▸ Description of the task
Keep every line of the data below that has the string "JSON" and present those lines.

▸ Data for analysis
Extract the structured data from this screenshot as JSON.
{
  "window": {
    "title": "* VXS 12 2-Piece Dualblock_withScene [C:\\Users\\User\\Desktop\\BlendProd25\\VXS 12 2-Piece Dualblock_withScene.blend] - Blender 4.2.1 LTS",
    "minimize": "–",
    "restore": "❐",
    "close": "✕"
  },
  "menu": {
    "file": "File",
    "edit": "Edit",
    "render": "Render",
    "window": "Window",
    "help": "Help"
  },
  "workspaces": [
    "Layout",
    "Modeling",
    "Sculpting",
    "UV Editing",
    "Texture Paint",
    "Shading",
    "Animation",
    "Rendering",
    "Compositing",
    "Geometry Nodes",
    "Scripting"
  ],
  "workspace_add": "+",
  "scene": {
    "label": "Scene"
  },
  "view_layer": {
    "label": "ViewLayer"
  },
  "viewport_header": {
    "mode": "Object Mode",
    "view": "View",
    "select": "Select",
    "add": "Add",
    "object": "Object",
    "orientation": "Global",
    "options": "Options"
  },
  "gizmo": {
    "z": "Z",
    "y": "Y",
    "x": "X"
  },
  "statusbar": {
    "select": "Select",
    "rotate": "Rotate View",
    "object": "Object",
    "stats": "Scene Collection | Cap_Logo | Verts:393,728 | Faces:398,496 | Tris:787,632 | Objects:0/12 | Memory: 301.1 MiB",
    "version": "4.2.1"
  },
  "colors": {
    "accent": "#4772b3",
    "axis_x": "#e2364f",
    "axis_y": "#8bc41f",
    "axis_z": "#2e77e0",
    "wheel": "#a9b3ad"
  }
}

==

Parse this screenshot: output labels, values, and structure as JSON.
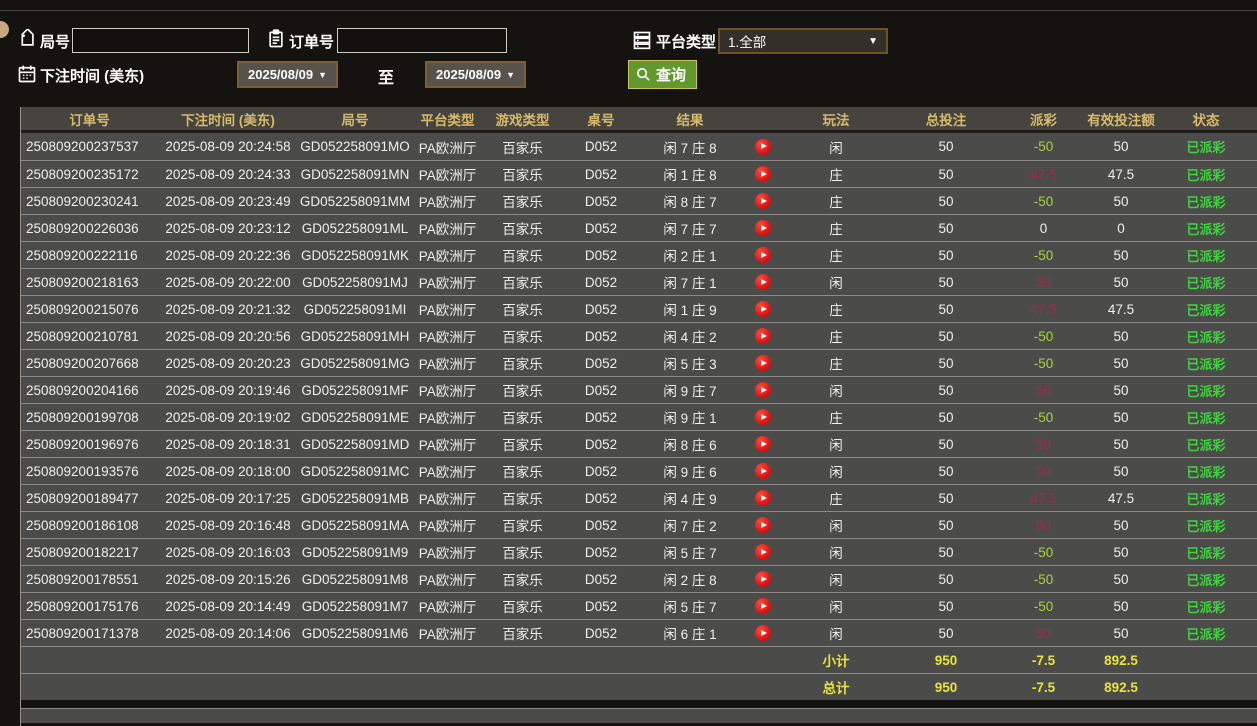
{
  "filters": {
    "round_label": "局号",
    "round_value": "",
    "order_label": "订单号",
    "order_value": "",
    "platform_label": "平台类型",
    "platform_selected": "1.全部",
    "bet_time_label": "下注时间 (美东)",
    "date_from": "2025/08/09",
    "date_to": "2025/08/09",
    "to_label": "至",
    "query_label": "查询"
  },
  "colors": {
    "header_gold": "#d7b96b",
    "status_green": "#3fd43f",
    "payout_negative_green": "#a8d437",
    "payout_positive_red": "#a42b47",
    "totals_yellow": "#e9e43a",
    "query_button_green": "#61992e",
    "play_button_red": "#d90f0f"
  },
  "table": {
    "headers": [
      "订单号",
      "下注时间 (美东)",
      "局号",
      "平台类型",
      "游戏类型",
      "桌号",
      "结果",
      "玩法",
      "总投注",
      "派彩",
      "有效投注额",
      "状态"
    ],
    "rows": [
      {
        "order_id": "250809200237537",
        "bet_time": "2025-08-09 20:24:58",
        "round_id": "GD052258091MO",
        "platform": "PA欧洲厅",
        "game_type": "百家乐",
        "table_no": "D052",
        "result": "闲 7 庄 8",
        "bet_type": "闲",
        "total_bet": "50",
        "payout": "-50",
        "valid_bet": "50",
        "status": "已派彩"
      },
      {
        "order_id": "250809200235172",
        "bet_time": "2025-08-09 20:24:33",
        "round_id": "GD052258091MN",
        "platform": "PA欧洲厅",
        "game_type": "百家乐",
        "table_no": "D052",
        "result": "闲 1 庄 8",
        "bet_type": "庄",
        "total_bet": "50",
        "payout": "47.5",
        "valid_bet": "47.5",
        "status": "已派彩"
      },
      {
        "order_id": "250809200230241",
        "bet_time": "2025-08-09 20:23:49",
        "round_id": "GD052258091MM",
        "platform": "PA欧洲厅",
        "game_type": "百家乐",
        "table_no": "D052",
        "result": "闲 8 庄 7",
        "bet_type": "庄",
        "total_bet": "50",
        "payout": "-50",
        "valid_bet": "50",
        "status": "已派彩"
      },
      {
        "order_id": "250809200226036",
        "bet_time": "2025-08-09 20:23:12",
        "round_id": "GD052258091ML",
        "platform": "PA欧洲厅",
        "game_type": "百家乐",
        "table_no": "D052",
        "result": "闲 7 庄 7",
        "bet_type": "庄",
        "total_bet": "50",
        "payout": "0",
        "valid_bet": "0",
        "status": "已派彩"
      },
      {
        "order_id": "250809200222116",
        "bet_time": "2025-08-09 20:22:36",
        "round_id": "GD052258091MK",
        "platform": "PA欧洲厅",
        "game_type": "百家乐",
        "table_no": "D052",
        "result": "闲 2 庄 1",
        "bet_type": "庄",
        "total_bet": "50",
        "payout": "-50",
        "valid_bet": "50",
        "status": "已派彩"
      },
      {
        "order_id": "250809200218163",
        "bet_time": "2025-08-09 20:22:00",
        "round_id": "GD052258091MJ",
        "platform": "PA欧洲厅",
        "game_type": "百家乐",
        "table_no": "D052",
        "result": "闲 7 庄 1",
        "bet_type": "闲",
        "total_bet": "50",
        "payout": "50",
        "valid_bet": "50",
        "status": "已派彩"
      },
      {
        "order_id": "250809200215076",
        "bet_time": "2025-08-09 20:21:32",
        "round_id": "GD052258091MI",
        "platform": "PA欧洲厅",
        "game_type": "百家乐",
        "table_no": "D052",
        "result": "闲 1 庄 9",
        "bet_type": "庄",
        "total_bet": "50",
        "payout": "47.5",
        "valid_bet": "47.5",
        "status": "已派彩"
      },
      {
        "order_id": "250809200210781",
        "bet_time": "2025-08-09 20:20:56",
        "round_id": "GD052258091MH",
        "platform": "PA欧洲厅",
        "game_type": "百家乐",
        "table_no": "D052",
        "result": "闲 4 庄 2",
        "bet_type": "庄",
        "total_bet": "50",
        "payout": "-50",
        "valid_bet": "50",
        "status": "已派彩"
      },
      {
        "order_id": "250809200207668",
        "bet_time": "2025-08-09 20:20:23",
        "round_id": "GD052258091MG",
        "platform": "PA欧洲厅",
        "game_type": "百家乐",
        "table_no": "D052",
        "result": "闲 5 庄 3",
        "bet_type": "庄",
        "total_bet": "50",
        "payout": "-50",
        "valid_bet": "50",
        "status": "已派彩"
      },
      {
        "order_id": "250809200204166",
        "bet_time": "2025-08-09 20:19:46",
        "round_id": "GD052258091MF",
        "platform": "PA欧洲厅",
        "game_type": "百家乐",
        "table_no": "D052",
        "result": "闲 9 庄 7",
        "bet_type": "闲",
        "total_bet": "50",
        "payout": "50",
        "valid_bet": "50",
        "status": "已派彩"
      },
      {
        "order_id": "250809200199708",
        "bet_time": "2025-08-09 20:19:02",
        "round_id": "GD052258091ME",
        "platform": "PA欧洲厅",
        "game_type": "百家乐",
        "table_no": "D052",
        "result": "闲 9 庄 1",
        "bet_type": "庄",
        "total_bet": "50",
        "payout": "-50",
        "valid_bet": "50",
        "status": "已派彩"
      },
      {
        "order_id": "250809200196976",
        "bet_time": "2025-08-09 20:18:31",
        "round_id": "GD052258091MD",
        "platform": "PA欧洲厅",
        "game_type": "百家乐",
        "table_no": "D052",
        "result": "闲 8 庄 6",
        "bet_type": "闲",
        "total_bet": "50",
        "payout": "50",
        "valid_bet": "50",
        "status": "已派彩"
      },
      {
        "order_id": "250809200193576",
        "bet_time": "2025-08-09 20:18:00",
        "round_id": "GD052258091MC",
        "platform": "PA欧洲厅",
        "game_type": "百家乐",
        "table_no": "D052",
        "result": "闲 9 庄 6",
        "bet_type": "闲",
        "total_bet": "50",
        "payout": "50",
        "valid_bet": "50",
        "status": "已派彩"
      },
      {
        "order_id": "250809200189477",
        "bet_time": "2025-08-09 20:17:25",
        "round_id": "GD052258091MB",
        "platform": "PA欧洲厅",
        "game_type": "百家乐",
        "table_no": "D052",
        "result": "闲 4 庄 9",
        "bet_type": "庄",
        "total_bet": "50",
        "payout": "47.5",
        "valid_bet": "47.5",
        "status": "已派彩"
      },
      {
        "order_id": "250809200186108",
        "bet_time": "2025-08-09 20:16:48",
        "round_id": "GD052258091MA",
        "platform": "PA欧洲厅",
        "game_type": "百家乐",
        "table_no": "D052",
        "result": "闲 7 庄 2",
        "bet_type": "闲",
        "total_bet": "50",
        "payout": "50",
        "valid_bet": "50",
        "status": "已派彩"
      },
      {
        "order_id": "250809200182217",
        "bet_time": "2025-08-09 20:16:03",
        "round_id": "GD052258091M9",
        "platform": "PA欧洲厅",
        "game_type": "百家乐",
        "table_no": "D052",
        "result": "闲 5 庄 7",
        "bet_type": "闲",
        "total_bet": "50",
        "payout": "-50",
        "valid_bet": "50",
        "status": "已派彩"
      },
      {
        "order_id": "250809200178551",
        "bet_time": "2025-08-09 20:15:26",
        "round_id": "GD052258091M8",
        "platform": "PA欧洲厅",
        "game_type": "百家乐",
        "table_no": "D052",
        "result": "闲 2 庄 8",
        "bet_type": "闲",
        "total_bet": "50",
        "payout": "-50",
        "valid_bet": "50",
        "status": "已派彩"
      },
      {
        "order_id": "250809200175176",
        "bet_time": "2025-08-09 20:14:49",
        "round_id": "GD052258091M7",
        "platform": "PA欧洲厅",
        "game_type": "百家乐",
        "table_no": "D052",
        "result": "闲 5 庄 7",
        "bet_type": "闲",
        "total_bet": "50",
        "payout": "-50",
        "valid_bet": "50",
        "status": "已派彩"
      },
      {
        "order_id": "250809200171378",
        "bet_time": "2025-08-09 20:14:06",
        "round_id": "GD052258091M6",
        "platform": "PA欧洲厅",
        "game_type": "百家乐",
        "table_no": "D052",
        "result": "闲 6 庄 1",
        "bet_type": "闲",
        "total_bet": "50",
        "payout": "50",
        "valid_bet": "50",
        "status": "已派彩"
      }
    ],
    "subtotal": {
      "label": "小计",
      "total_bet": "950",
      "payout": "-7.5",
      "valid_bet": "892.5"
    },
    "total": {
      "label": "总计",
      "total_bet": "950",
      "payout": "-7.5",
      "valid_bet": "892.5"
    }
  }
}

▸ Output for this exercise
Extract the structured data from this screenshot as JSON.
Parse this screenshot: output labels, values, and structure as JSON.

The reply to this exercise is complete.